» WHAT TO WORK ON
Please print the records below exactly as they are.

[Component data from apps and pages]
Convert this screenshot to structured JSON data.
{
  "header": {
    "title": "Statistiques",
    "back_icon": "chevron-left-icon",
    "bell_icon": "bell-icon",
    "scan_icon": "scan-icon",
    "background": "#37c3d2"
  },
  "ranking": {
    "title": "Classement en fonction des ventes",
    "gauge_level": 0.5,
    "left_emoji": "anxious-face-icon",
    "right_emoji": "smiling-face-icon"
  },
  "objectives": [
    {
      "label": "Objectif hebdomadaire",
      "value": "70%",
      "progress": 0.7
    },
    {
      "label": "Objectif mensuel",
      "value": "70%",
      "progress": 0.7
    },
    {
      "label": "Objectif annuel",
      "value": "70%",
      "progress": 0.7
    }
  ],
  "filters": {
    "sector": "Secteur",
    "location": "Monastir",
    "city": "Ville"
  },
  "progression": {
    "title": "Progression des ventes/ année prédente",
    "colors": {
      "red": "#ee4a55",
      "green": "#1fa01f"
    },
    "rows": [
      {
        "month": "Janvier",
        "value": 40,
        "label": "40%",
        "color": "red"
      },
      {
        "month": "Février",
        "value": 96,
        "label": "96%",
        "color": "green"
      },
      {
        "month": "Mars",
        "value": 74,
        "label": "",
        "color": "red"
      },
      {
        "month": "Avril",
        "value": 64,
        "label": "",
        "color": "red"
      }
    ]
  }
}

» COMPLETED EXERCISE
Convert this screenshot to structured JSON data.
{
  "header": {
    "title": "Statistiques",
    "back_icon": "chevron-left-icon",
    "bell_icon": "bell-icon",
    "scan_icon": "scan-icon",
    "background": "#37c3d2"
  },
  "ranking": {
    "title": "Classement en fonction des ventes",
    "gauge_level": 0.5,
    "left_emoji": "anxious-face-icon",
    "right_emoji": "smiling-face-icon"
  },
  "objectives": [
    {
      "label": "Objectif hebdomadaire",
      "value": "70%",
      "progress": 0.7
    },
    {
      "label": "Objectif mensuel",
      "value": "70%",
      "progress": 0.7
    },
    {
      "label": "Objectif annuel",
      "value": "70%",
      "progress": 0.7
    }
  ],
  "filters": {
    "sector": "Secteur",
    "location": "Monastir",
    "city": "Ville"
  },
  "progression": {
    "title": "Progression des ventes/ année prédente",
    "colors": {
      "red": "#ee4a55",
      "green": "#1fa01f"
    },
    "rows": [
      {
        "month": "Janvier",
        "value": 40,
        "label": "40%",
        "color": "red"
      },
      {
        "month": "Février",
        "value": 96,
        "label": "96%",
        "color": "green"
      },
      {
        "month": "Mars",
        "value": 74,
        "label": "",
        "color": "red"
      },
      {
        "month": "Avril",
        "value": 64,
        "label": "",
        "color": "red"
      }
    ]
  }
}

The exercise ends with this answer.